--- Material for this exercise Enclosed Below ---

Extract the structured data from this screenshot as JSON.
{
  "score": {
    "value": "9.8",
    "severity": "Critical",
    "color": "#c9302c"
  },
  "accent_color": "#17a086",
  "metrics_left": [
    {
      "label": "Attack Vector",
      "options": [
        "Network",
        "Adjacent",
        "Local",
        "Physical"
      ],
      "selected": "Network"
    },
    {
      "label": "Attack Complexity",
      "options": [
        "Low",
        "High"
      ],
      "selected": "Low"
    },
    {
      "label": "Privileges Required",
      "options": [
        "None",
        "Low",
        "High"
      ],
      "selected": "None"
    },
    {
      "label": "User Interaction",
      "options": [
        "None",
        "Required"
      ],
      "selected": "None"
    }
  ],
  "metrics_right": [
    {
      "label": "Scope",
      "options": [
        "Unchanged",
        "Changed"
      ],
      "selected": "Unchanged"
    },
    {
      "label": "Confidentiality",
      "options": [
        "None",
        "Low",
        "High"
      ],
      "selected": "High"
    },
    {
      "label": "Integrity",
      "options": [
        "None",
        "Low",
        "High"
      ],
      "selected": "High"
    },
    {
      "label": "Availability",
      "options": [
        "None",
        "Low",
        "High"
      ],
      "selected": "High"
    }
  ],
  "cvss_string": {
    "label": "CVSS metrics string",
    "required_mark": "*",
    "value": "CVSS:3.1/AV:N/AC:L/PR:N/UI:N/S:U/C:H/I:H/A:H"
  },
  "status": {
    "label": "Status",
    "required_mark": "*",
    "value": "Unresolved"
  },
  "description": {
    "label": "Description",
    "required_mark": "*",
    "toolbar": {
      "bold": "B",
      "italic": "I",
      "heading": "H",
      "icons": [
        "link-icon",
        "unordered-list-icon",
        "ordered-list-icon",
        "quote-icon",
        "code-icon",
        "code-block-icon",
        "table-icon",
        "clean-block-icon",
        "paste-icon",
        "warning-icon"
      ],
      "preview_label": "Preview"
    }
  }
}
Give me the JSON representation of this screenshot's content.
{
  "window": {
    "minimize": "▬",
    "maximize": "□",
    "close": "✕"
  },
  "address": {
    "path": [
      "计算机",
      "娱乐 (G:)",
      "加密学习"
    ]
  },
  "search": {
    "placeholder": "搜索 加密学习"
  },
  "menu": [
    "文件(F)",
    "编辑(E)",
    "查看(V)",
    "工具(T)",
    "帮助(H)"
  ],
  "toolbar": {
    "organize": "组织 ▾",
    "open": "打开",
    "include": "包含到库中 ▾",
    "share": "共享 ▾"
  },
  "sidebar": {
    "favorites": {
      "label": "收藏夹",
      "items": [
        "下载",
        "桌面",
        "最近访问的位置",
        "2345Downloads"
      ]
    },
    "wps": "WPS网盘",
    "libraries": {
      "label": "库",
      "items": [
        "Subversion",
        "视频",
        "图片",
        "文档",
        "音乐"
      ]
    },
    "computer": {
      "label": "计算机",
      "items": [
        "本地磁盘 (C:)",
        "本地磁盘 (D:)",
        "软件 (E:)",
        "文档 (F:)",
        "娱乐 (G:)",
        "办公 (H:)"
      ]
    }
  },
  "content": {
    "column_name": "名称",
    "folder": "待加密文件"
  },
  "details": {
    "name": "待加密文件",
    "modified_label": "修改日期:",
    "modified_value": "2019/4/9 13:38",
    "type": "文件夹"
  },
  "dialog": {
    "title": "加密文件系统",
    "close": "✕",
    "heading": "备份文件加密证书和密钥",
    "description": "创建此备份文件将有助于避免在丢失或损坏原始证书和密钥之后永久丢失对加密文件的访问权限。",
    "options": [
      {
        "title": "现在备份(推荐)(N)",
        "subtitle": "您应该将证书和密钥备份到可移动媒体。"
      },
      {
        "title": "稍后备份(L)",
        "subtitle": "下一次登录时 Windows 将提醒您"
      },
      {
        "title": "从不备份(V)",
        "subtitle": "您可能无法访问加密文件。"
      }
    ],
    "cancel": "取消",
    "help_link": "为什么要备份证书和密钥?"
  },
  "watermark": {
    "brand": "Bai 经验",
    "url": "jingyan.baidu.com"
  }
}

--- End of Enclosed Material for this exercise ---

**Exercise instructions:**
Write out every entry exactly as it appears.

**Answer space:**
Extract the structured data from this screenshot as JSON.
{
  "score": {
    "value": "9.8",
    "severity": "Critical",
    "color": "#c9302c"
  },
  "accent_color": "#17a086",
  "metrics_left": [
    {
      "label": "Attack Vector",
      "options": [
        "Network",
        "Adjacent",
        "Local",
        "Physical"
      ],
      "selected": "Network"
    },
    {
      "label": "Attack Complexity",
      "options": [
        "Low",
        "High"
      ],
      "selected": "Low"
    },
    {
      "label": "Privileges Required",
      "options": [
        "None",
        "Low",
        "High"
      ],
      "selected": "None"
    },
    {
      "label": "User Interaction",
      "options": [
        "None",
        "Required"
      ],
      "selected": "None"
    }
  ],
  "metrics_right": [
    {
      "label": "Scope",
      "options": [
        "Unchanged",
        "Changed"
      ],
      "selected": "Unchanged"
    },
    {
      "label": "Confidentiality",
      "options": [
        "None",
        "Low",
        "High"
      ],
      "selected": "High"
    },
    {
      "label": "Integrity",
      "options": [
        "None",
        "Low",
        "High"
      ],
      "selected": "High"
    },
    {
      "label": "Availability",
      "options": [
        "None",
        "Low",
        "High"
      ],
      "selected": "High"
    }
  ],
  "cvss_string": {
    "label": "CVSS metrics string",
    "required_mark": "*",
    "value": "CVSS:3.1/AV:N/AC:L/PR:N/UI:N/S:U/C:H/I:H/A:H"
  },
  "status": {
    "label": "Status",
    "required_mark": "*",
    "value": "Unresolved"
  },
  "description": {
    "label": "Description",
    "required_mark": "*",
    "toolbar": {
      "bold": "B",
      "italic": "I",
      "heading": "H",
      "icons": [
        "link-icon",
        "unordered-list-icon",
        "ordered-list-icon",
        "quote-icon",
        "code-icon",
        "code-block-icon",
        "table-icon",
        "clean-block-icon",
        "paste-icon",
        "warning-icon"
      ],
      "preview_label": "Preview"
    }
  }
}
Give me the JSON representation of this screenshot's content.
{
  "window": {
    "minimize": "▬",
    "maximize": "□",
    "close": "✕"
  },
  "address": {
    "path": [
      "计算机",
      "娱乐 (G:)",
      "加密学习"
    ]
  },
  "search": {
    "placeholder": "搜索 加密学习"
  },
  "menu": [
    "文件(F)",
    "编辑(E)",
    "查看(V)",
    "工具(T)",
    "帮助(H)"
  ],
  "toolbar": {
    "organize": "组织 ▾",
    "open": "打开",
    "include": "包含到库中 ▾",
    "share": "共享 ▾"
  },
  "sidebar": {
    "favorites": {
      "label": "收藏夹",
      "items": [
        "下载",
        "桌面",
        "最近访问的位置",
        "2345Downloads"
      ]
    },
    "wps": "WPS网盘",
    "libraries": {
      "label": "库",
      "items": [
        "Subversion",
        "视频",
        "图片",
        "文档",
        "音乐"
      ]
    },
    "computer": {
      "label": "计算机",
      "items": [
        "本地磁盘 (C:)",
        "本地磁盘 (D:)",
        "软件 (E:)",
        "文档 (F:)",
        "娱乐 (G:)",
        "办公 (H:)"
      ]
    }
  },
  "content": {
    "column_name": "名称",
    "folder": "待加密文件"
  },
  "details": {
    "name": "待加密文件",
    "modified_label": "修改日期:",
    "modified_value": "2019/4/9 13:38",
    "type": "文件夹"
  },
  "dialog": {
    "title": "加密文件系统",
    "close": "✕",
    "heading": "备份文件加密证书和密钥",
    "description": "创建此备份文件将有助于避免在丢失或损坏原始证书和密钥之后永久丢失对加密文件的访问权限。",
    "options": [
      {
        "title": "现在备份(推荐)(N)",
        "subtitle": "您应该将证书和密钥备份到可移动媒体。"
      },
      {
        "title": "稍后备份(L)",
        "subtitle": "下一次登录时 Windows 将提醒您"
      },
      {
        "title": "从不备份(V)",
        "subtitle": "您可能无法访问加密文件。"
      }
    ],
    "cancel": "取消",
    "help_link": "为什么要备份证书和密钥?"
  },
  "watermark": {
    "brand": "Bai 经验",
    "url": "jingyan.baidu.com"
  }
}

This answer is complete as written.